Problem statement:
Each line of the records must appear in your answer exactly, with no pictures.

Material supplied:
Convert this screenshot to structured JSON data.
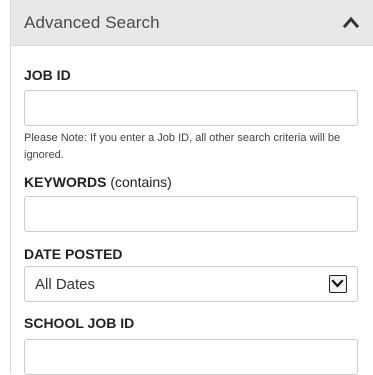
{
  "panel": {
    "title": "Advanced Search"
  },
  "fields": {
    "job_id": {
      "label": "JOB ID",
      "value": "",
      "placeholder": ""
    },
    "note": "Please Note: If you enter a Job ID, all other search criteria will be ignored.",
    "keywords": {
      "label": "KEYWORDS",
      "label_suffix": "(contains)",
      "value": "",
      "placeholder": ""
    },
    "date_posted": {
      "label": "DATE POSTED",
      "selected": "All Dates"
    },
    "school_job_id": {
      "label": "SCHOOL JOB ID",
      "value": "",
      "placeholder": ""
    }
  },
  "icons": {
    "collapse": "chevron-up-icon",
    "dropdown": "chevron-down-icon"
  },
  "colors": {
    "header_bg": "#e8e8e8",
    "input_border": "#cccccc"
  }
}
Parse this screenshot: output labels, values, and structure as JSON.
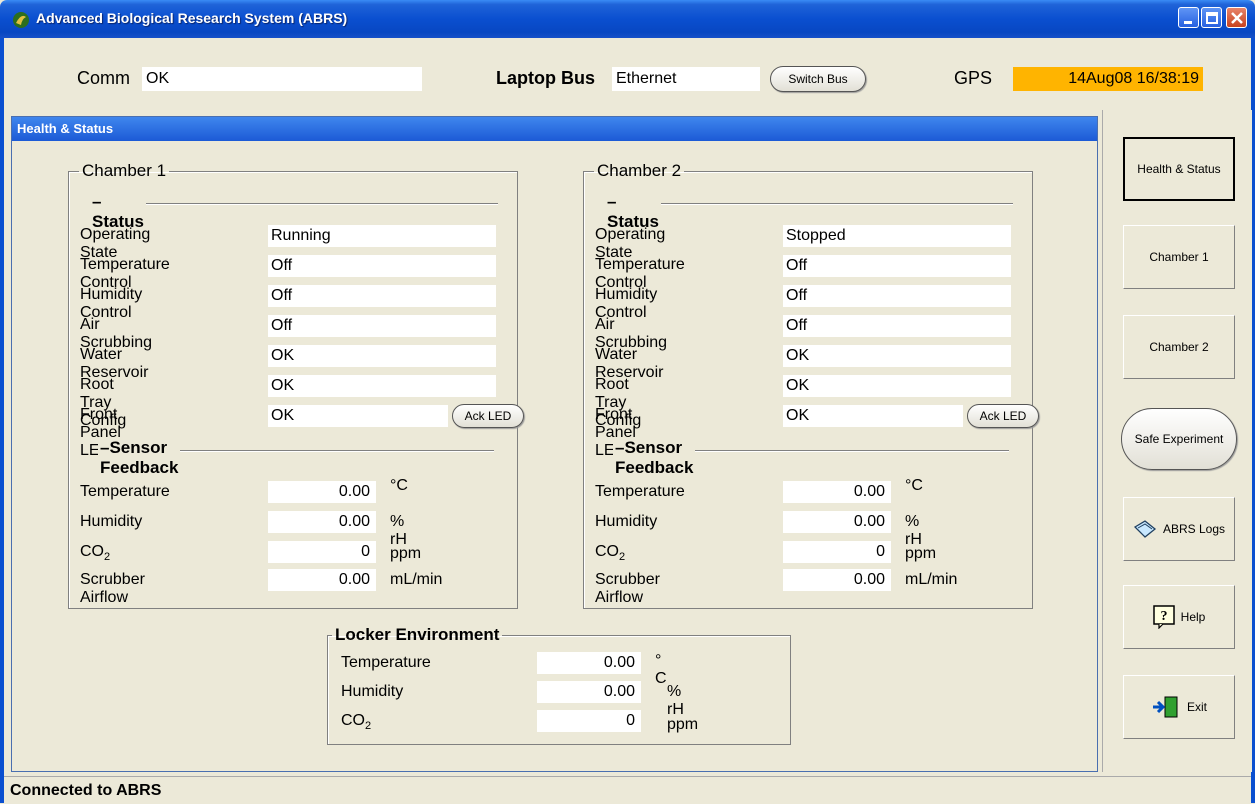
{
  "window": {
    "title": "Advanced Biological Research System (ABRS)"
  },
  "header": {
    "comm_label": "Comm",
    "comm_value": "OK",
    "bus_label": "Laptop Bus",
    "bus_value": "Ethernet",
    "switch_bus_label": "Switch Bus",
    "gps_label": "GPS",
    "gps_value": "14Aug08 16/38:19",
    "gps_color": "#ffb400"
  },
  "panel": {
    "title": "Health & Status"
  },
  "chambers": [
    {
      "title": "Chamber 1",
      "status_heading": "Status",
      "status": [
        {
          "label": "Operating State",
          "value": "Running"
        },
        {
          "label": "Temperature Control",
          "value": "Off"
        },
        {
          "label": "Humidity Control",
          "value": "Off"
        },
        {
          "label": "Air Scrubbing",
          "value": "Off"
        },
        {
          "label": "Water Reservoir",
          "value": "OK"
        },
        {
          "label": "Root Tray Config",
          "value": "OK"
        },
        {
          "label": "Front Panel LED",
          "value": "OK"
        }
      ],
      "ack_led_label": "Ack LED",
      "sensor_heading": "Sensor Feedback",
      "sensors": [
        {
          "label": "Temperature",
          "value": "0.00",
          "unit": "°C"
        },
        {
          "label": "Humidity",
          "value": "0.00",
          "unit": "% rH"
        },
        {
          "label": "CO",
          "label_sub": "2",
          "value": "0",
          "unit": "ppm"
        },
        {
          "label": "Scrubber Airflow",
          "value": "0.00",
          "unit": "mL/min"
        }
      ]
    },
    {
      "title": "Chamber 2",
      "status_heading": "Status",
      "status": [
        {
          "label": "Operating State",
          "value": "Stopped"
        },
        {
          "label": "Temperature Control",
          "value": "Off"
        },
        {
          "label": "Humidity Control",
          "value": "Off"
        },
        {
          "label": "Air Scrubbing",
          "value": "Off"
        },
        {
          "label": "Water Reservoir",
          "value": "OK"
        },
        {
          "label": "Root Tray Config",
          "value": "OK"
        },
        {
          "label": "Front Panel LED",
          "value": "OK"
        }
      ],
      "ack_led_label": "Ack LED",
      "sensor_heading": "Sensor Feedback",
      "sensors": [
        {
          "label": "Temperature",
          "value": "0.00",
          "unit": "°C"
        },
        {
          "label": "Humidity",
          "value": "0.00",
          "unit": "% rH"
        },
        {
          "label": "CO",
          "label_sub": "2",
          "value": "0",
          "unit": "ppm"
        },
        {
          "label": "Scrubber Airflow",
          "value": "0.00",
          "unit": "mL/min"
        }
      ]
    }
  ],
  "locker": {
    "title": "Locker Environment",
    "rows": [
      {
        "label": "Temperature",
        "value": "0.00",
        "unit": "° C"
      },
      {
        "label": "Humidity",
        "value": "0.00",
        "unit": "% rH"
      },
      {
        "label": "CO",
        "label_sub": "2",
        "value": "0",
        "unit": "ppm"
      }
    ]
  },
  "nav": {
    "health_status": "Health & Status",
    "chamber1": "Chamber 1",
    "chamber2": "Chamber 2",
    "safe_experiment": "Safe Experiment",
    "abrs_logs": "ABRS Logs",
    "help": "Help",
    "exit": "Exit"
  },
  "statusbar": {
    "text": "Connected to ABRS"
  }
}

Reply to the exercise:
Convert this screenshot to structured JSON data.
{
  "panel": {
    "title": "Advanced Search"
  },
  "fields": {
    "job_id": {
      "label": "JOB ID",
      "value": "",
      "placeholder": ""
    },
    "note": "Please Note: If you enter a Job ID, all other search criteria will be ignored.",
    "keywords": {
      "label": "KEYWORDS",
      "label_suffix": "(contains)",
      "value": "",
      "placeholder": ""
    },
    "date_posted": {
      "label": "DATE POSTED",
      "selected": "All Dates"
    },
    "school_job_id": {
      "label": "SCHOOL JOB ID",
      "value": "",
      "placeholder": ""
    }
  },
  "icons": {
    "collapse": "chevron-up-icon",
    "dropdown": "chevron-down-icon"
  },
  "colors": {
    "header_bg": "#e8e8e8",
    "input_border": "#cccccc"
  }
}
Parse this screenshot: output labels, values, and structure as JSON.
{
  "window": {
    "title": "Advanced Biological Research System (ABRS)"
  },
  "header": {
    "comm_label": "Comm",
    "comm_value": "OK",
    "bus_label": "Laptop Bus",
    "bus_value": "Ethernet",
    "switch_bus_label": "Switch Bus",
    "gps_label": "GPS",
    "gps_value": "14Aug08 16/38:19",
    "gps_color": "#ffb400"
  },
  "panel": {
    "title": "Health & Status"
  },
  "chambers": [
    {
      "title": "Chamber 1",
      "status_heading": "Status",
      "status": [
        {
          "label": "Operating State",
          "value": "Running"
        },
        {
          "label": "Temperature Control",
          "value": "Off"
        },
        {
          "label": "Humidity Control",
          "value": "Off"
        },
        {
          "label": "Air Scrubbing",
          "value": "Off"
        },
        {
          "label": "Water Reservoir",
          "value": "OK"
        },
        {
          "label": "Root Tray Config",
          "value": "OK"
        },
        {
          "label": "Front Panel LED",
          "value": "OK"
        }
      ],
      "ack_led_label": "Ack LED",
      "sensor_heading": "Sensor Feedback",
      "sensors": [
        {
          "label": "Temperature",
          "value": "0.00",
          "unit": "°C"
        },
        {
          "label": "Humidity",
          "value": "0.00",
          "unit": "% rH"
        },
        {
          "label": "CO",
          "label_sub": "2",
          "value": "0",
          "unit": "ppm"
        },
        {
          "label": "Scrubber Airflow",
          "value": "0.00",
          "unit": "mL/min"
        }
      ]
    },
    {
      "title": "Chamber 2",
      "status_heading": "Status",
      "status": [
        {
          "label": "Operating State",
          "value": "Stopped"
        },
        {
          "label": "Temperature Control",
          "value": "Off"
        },
        {
          "label": "Humidity Control",
          "value": "Off"
        },
        {
          "label": "Air Scrubbing",
          "value": "Off"
        },
        {
          "label": "Water Reservoir",
          "value": "OK"
        },
        {
          "label": "Root Tray Config",
          "value": "OK"
        },
        {
          "label": "Front Panel LED",
          "value": "OK"
        }
      ],
      "ack_led_label": "Ack LED",
      "sensor_heading": "Sensor Feedback",
      "sensors": [
        {
          "label": "Temperature",
          "value": "0.00",
          "unit": "°C"
        },
        {
          "label": "Humidity",
          "value": "0.00",
          "unit": "% rH"
        },
        {
          "label": "CO",
          "label_sub": "2",
          "value": "0",
          "unit": "ppm"
        },
        {
          "label": "Scrubber Airflow",
          "value": "0.00",
          "unit": "mL/min"
        }
      ]
    }
  ],
  "locker": {
    "title": "Locker Environment",
    "rows": [
      {
        "label": "Temperature",
        "value": "0.00",
        "unit": "° C"
      },
      {
        "label": "Humidity",
        "value": "0.00",
        "unit": "% rH"
      },
      {
        "label": "CO",
        "label_sub": "2",
        "value": "0",
        "unit": "ppm"
      }
    ]
  },
  "nav": {
    "health_status": "Health & Status",
    "chamber1": "Chamber 1",
    "chamber2": "Chamber 2",
    "safe_experiment": "Safe Experiment",
    "abrs_logs": "ABRS Logs",
    "help": "Help",
    "exit": "Exit"
  },
  "statusbar": {
    "text": "Connected to ABRS"
  }
}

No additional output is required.